Some components of an improved system for the Vineyard would be:

  • Health care security for Islanders in all income brackets. This means support for those who have access to employer-sponsored health insurance, but find the premiums unaffordable. It also means additional support for those whose incomes are modestly above the income guidelines for subsidized plans: for example, a gross annual income of $48,000 for a household with two people. If a couple now earn $65,000 a year, premiums and out-of-pocket expenses are no longer affordable, particularly given the high cost of living on the Vineyard.
  • Restoration of the Transportation Access Program, which helped Islanders pay for medical transportation to off-Island medical appointments. The added cost of medical transportation is often a financial hardship for individuals and families, especially for multiple appointments.
  • Increased oral-health service capacity for Islanders with lower incomes. We need the equivalent of three or four dental chairs, with two additional dentists and two hygienists to really meet the dental needs of our community.
  • Ongoing development of supportive social services related to affordable housing and homelessness prevention, public benefits such as food stamps and disability income; case management for people with complex medical and behavioral health challenges; and specialized geriatric care for the elderly.

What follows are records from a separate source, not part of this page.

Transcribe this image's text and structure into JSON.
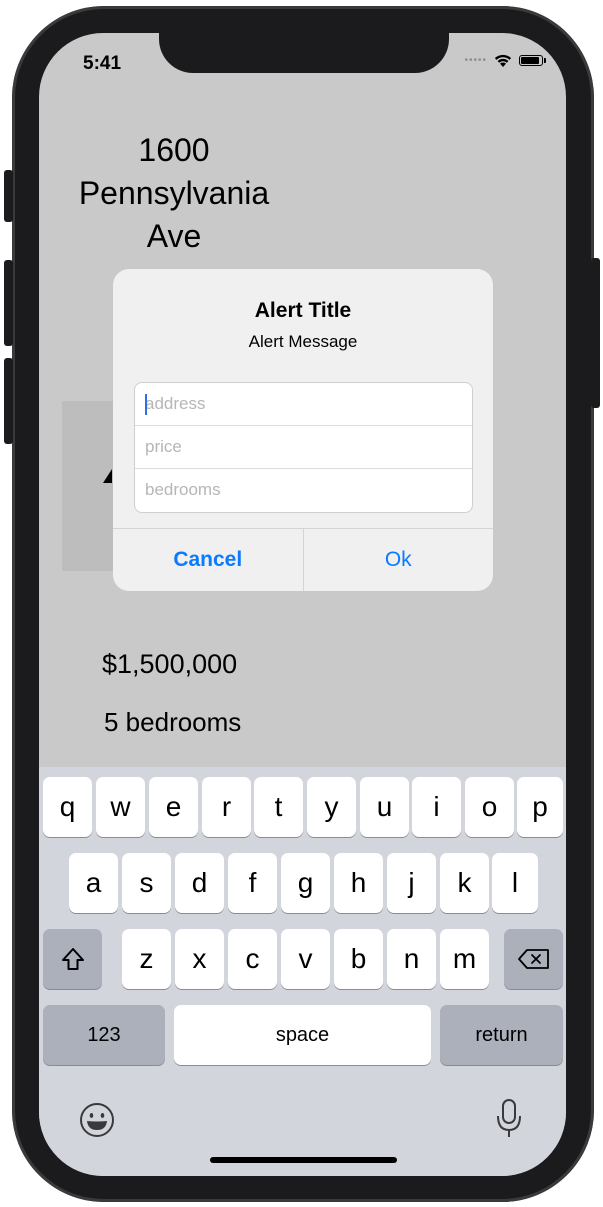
{
  "status": {
    "time": "5:41"
  },
  "listing": {
    "address_lines": [
      "1600",
      "Pennsylvania",
      "Ave"
    ],
    "price": "$1,500,000",
    "bedrooms": "5 bedrooms"
  },
  "alert": {
    "title": "Alert Title",
    "message": "Alert Message",
    "fields": [
      {
        "placeholder": "address"
      },
      {
        "placeholder": "price"
      },
      {
        "placeholder": "bedrooms"
      }
    ],
    "cancel_label": "Cancel",
    "ok_label": "Ok"
  },
  "keyboard": {
    "row1": [
      "q",
      "w",
      "e",
      "r",
      "t",
      "y",
      "u",
      "i",
      "o",
      "p"
    ],
    "row2": [
      "a",
      "s",
      "d",
      "f",
      "g",
      "h",
      "j",
      "k",
      "l"
    ],
    "row3": [
      "z",
      "x",
      "c",
      "v",
      "b",
      "n",
      "m"
    ],
    "numbers_label": "123",
    "space_label": "space",
    "return_label": "return"
  },
  "icons": {
    "wifi": "wifi-icon",
    "battery": "battery-icon",
    "shift": "shift-icon",
    "delete": "delete-icon",
    "emoji": "emoji-icon",
    "mic": "microphone-icon"
  }
}
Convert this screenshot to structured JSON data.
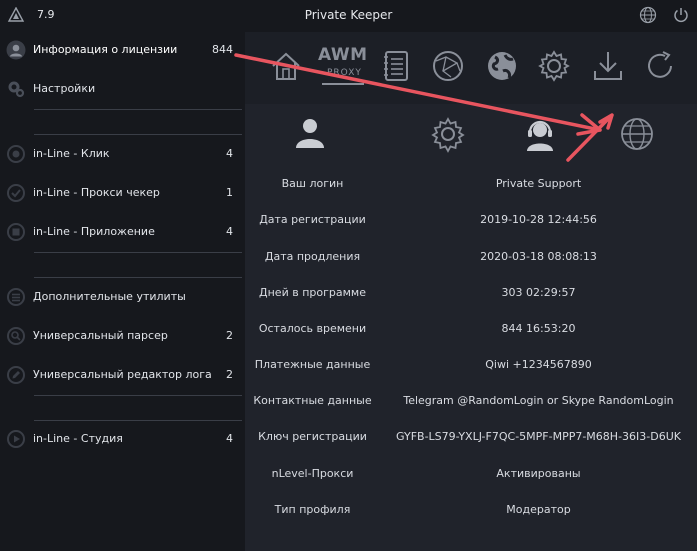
{
  "window": {
    "version": "7.9",
    "title": "Private Keeper"
  },
  "sidebar": {
    "items": [
      {
        "label": "Информация о лицензии",
        "count": "844",
        "icon": "user-icon"
      },
      {
        "label": "Настройки",
        "count": "",
        "icon": "gear-icon"
      },
      {
        "label": "in-Line - Клик",
        "count": "4",
        "icon": "click-icon"
      },
      {
        "label": "in-Line - Прокси чекер",
        "count": "1",
        "icon": "proxy-icon"
      },
      {
        "label": "in-Line - Приложение",
        "count": "4",
        "icon": "app-icon"
      },
      {
        "label": "Дополнительные утилиты",
        "count": "",
        "icon": "list-icon"
      },
      {
        "label": "Универсальный парсер",
        "count": "2",
        "icon": "search-icon"
      },
      {
        "label": "Универсальный редактор лога",
        "count": "2",
        "icon": "edit-icon"
      },
      {
        "label": "in-Line - Студия",
        "count": "4",
        "icon": "studio-icon"
      }
    ]
  },
  "toolbar": {
    "awm_label": "AWM",
    "awm_sub": "PROXY"
  },
  "license": {
    "rows": [
      {
        "key": "Ваш логин",
        "value": "Private Support"
      },
      {
        "key": "Дата регистрации",
        "value": "2019-10-28 12:44:56"
      },
      {
        "key": "Дата продления",
        "value": "2020-03-18 08:08:13"
      },
      {
        "key": "Дней в программе",
        "value": "303 02:29:57"
      },
      {
        "key": "Осталось времени",
        "value": "844 16:53:20"
      },
      {
        "key": "Платежные данные",
        "value": "Qiwi +1234567890"
      },
      {
        "key": "Контактные данные",
        "value": "Telegram @RandomLogin or Skype RandomLogin"
      },
      {
        "key": "Ключ регистрации",
        "value": "GYFB-LS79-YXLJ-F7QC-5MPF-MPP7-M68H-36I3-D6UK"
      },
      {
        "key": "nLevel-Прокси",
        "value": "Активированы"
      },
      {
        "key": "Тип профиля",
        "value": "Модератор"
      }
    ]
  },
  "colors": {
    "annotation_arrow": "#e8555f",
    "icon": "#8a8f99",
    "active_icon": "#c9ccd2"
  }
}
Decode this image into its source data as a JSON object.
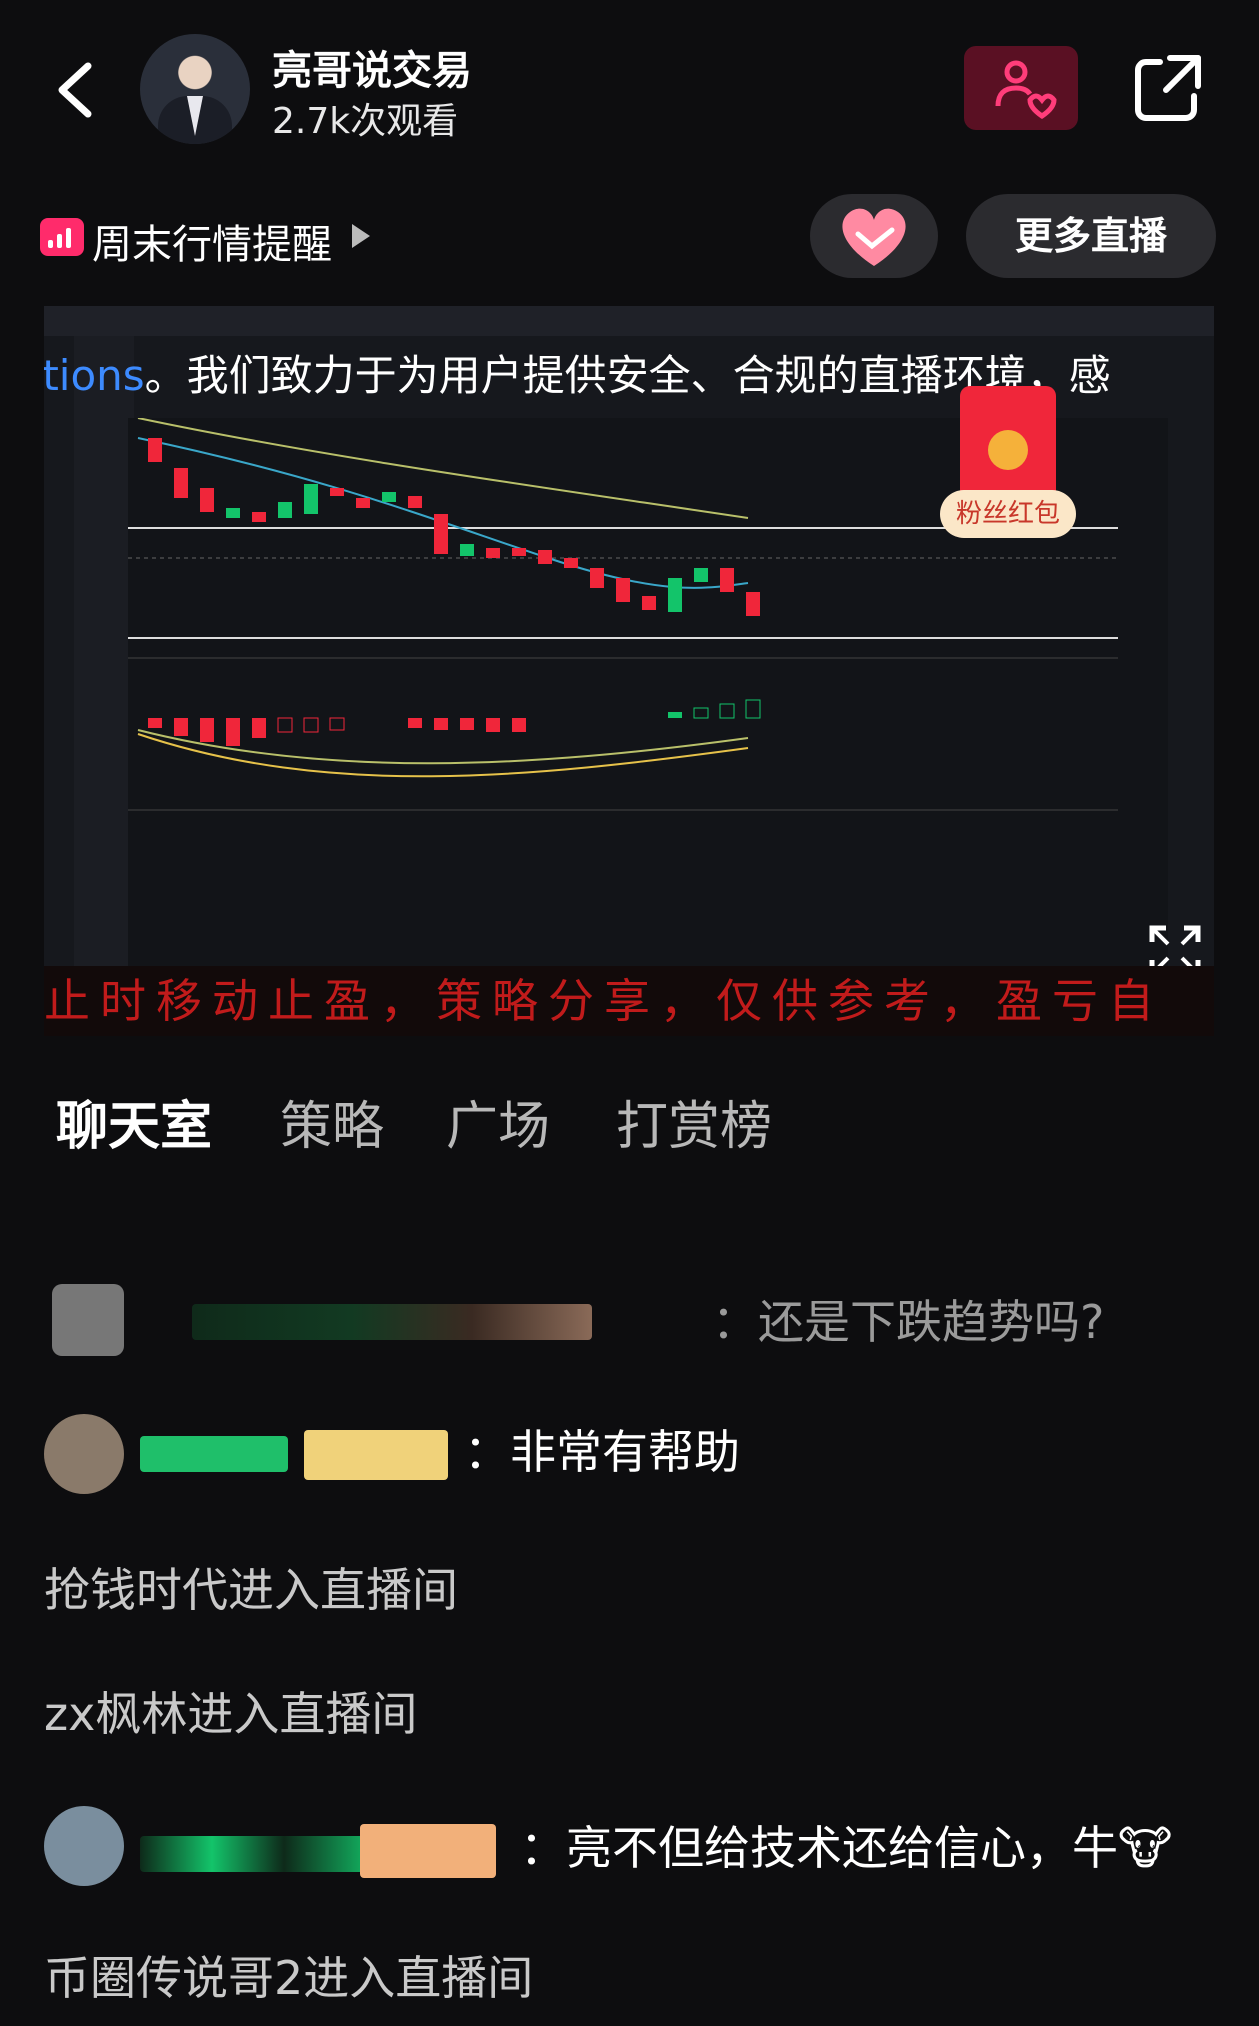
{
  "header": {
    "host_name": "亮哥说交易",
    "views": "2.7k次观看"
  },
  "subline": {
    "topic": "周末行情提醒",
    "more_live": "更多直播"
  },
  "video": {
    "ticker_blue": "ditions",
    "ticker_text": "。我们致力于为用户提供安全、合规的直播环境，感",
    "red_packet_label": "粉丝红包",
    "banner_text": "止时移动止盈，策略分享，仅供参考，盈亏自"
  },
  "tabs": [
    "聊天室",
    "策略",
    "广场",
    "打赏榜"
  ],
  "chat": [
    {
      "type": "msg",
      "text": "：还是下跌趋势吗?"
    },
    {
      "type": "msg",
      "text": "：非常有帮助"
    },
    {
      "type": "system",
      "text": "抢钱时代进入直播间"
    },
    {
      "type": "system",
      "text": "zx枫林进入直播间"
    },
    {
      "type": "msg",
      "text": "：亮不但给技术还给信心，牛🐮"
    },
    {
      "type": "system",
      "text": "币圈传说哥2进入直播间"
    }
  ],
  "colors": {
    "accent": "#ff2b6b",
    "background": "#0d0d0f",
    "up": "#13c46a",
    "down": "#f0263a"
  },
  "icons": [
    "back-icon",
    "follow-heart-icon",
    "share-icon",
    "live-bars-icon",
    "handshake-heart-icon",
    "fullscreen-icon"
  ]
}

The Vineyard Health Care Access Program has been assisting Islanders with affordable health care and related supports since 1999, well before the advent of health care reform in Massachusetts, and subsequently nationally. While we do not know what specific changes will take place with the Affordable Care Act and the impact on Massachusetts programs, we can safely assume that changes are coming. We are committed to providing ongoing support to the 2,800 Islanders whom we assist every year, in whatever legislative or programmatic environment the future brings.

The Dukes County/Vineyard Health Care Access Program was founded as a small pilot program by the Dukes County Health Council in 1999 and now serves more than 2,500 Islanders each year.

Sarah Kuh is the director of the Dukes County/Vineyard Health Care Access Program.